SEMI announced a research and development (R&D) project to speed technology progress and problem-solving in microelectronics manufacturing and across the supply chain by driving new efficiencies using machine learning (ML) and artificial intelligence (AI). Under an agreement with SEMI, Cornell University will optimize and accelerate two critical process steps lithography and plasma etch. Supported through SEMI’s R&D program with the U.S. Army Research Laboratory (ARL), the project aims to help accelerate the adoption of data-driven AI methodologies to streamline microelectronics operations.
The project will lay the foundation for SEMI to establish data transfer and management standards crucial to the trusted exchange of trade secrets, IP and other sensitive information. New standards and protocols are vital as the industry moves into the era of big data.
Semiconductor manufacturing is extremely complex due to the intricate interdependencies among various processes, environments, tools, and materials. This complexity deepens with the rise of new technologies and makes existing analytical approaches such as statistical process control (SPC) and design of experiments (DOE) more challenging. In addition, analyzing cleanroom data is now harder because of varying formats and lack of physical models for categorizing the data. Consequently, identifying root causes of manufacturing problems is much more difficult, slowing the development of new technologies.
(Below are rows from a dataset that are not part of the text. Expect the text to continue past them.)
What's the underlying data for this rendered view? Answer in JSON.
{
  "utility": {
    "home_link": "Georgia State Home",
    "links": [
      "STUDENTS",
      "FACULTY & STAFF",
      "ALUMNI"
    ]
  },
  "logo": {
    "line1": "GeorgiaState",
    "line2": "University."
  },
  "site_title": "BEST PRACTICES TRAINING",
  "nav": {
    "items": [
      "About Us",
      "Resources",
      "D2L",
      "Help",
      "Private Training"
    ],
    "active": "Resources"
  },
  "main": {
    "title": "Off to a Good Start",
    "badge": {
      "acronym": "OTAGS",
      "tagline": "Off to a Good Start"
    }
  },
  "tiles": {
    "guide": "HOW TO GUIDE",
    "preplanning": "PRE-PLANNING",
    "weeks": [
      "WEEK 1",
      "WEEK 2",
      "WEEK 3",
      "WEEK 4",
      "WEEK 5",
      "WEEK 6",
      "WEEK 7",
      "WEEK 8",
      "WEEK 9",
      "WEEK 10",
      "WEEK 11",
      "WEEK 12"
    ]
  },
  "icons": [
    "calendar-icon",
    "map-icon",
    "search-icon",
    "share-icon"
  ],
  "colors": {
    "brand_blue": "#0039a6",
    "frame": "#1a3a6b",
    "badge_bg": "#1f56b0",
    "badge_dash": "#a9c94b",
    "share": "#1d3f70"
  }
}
“Streamlining manufacturing processes across the microelectronics supply chain to address the rising complexity of technology development is key for the industry to keep pace with market demand and drive growth,” said Ajit Manocha, SEMI president and CEO. “The microelectronics industry has been slow to adopt ML and AI due, in part, to IP and data security concerns that impede data-sharing. SEMI’s agreement with Cornell, supported by ARL, is an important step in using ML and AI techniques to tackle this and other issues and bring new technologies to market faster.”
Tools and materials from several SEMI members will be used for the project at Cornell University’s NanoScale Science & Technology Facility (CNF).
The budget for the year-long project is provided by the ARL grant, SEMI, and through in-kind contributions from companies in the form of materials and testing services. The principal investigators from Cornell University are Dr. Christopher K. Ober, professor of Materials Engineering and Director of the CNF, and Dr. Amit Lal, professor in the School of Electrical and Computer Engineering. Dr. Peter Doerschuk, Dr. Ed Suh, and Dr. Don Tennant will also support the project with expertise spanning computer systems, high-performance software and facilities management.